Edd Hauser

UNC Charlotte
DirectorCenter for Transportation Policy Studies


Edd Hauser has been Director of the Center for Transportation Policy Studies at UNC Charlotte since September 2000. In addition, as part of his research and outreach, UNC Charlotte was asked by the City of Charlotte and Mecklenburg County to work with them as a partner to establish a Regional Center for Disaster Studies. He has also been the director of that center since fall, 2002. On the academic side, he has appointments in the Department of Civil and Environmental Engineering and in the Public Policy PhD program, in addition to his appointment in the Department of Geography and Earth Sciences. His career has been spent in transportation research, teaching, consulting, and highway administration. In the last few years he has been involved in infrastructure protection, disaster studies, emergency planning and response, and homeland security in building a partnership with the City and County.

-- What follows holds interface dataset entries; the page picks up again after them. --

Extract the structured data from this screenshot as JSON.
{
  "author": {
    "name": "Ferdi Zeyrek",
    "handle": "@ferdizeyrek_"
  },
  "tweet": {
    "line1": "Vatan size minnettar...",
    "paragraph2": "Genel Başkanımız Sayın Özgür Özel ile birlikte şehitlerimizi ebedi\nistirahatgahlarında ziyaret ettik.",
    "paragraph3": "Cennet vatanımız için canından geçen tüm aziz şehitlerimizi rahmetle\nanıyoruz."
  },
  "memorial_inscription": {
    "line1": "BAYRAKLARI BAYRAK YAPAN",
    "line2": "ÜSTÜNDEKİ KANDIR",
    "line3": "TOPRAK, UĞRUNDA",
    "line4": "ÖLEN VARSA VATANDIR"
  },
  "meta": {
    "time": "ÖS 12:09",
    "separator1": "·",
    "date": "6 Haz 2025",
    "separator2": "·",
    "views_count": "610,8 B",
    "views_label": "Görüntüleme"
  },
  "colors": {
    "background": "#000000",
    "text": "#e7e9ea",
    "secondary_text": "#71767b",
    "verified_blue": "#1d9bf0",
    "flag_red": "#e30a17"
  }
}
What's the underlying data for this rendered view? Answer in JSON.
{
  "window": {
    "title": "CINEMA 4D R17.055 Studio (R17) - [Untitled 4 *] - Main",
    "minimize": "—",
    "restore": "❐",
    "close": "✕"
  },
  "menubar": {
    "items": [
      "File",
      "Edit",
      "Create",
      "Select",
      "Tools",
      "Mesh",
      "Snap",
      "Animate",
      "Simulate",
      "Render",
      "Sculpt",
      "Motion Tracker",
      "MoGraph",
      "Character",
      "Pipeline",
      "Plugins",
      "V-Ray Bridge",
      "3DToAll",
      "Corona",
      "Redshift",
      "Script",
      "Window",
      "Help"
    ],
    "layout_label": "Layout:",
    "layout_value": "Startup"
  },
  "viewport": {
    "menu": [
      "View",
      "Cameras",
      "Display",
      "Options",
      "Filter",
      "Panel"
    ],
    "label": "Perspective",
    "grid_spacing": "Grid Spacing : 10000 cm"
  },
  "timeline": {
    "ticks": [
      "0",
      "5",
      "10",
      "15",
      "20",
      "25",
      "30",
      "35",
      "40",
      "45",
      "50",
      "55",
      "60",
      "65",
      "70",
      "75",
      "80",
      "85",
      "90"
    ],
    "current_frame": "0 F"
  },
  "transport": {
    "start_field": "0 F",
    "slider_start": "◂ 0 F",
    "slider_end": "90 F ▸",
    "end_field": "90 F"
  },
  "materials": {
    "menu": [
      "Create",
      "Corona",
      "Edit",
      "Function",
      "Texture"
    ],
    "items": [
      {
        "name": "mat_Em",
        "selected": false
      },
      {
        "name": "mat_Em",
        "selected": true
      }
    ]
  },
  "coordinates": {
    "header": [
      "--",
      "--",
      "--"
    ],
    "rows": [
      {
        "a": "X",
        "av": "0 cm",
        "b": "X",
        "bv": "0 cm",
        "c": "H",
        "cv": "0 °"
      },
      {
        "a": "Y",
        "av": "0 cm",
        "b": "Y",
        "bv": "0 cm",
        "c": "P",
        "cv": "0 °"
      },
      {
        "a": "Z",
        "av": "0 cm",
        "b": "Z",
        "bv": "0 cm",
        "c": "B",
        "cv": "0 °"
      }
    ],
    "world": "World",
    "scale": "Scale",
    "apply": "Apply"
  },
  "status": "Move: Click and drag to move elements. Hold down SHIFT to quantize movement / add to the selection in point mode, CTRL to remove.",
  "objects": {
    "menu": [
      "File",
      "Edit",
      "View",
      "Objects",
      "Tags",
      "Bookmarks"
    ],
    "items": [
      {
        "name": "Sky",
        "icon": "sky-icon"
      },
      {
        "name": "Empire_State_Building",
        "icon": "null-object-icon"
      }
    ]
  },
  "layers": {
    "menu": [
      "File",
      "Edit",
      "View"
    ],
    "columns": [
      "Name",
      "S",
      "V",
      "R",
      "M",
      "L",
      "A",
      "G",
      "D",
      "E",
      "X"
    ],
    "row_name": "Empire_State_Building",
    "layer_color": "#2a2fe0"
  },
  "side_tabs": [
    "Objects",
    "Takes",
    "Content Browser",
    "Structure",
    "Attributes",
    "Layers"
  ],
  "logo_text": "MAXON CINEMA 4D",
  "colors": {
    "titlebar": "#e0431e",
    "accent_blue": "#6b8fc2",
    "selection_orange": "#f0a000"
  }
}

His professional focus on transportation began in 1969, when he was hired as the first professional to build a transportation research practice at the Research Triangle Institute. After finishing his PhD, he also taught evening classes in transportation systems at Duke University. In the decade of the 1980’s, he was appointed as the first full-time Director of the UNC system-wide Institute for Transportation Research and Education (ITRE). He also led the effort to establish the Southeastern Consortium of University Transportation Centers, which he directed from 1986 through 1989. Responding to a request to develop a new Center for Transportation Systems Research at Arizona State University, he directed that center for two years (1990 and 1991) and was also an Associate Professor of Civil Engineering. In Arizona he also established an inter-institutional research program.

In 1992 he returned to his home state after accepting an appointment as Assistant State Highway Administrator in the NCDOT. From 1994 until September 2000, he was a senior consultant with Kimley-Horn and Associates, where he built a national consulting practice in transportation systems, with a focus on ITS-related planning and design.   


Education:  Ph.D. (1975) Transportation Engineering, North Carolina State University
Automotive Safety Foundation Fellow (1968-69), Northwestern University
M.S. (1966) Transportation Engineering, North Carolina State University
MRP (1965) City and Regionallanning, University of North Carolina at Chapel Hill
B.S. (1963) Civil Engineering, North Carolina State University



  • ui.uncc.edu
    Mar 24, 2011
    The March 11 earthquake and subsequent tsunami that devastated the northeast coastal area of Japan has highlighted the extreme vulnerability of man-made infrastructure to natural hazards.  Despite tremendous advances in engineering and construction, disasters of this magnitude lead us to question whether or not we should build infrastructure robust enough to withstand such a devastating disaster.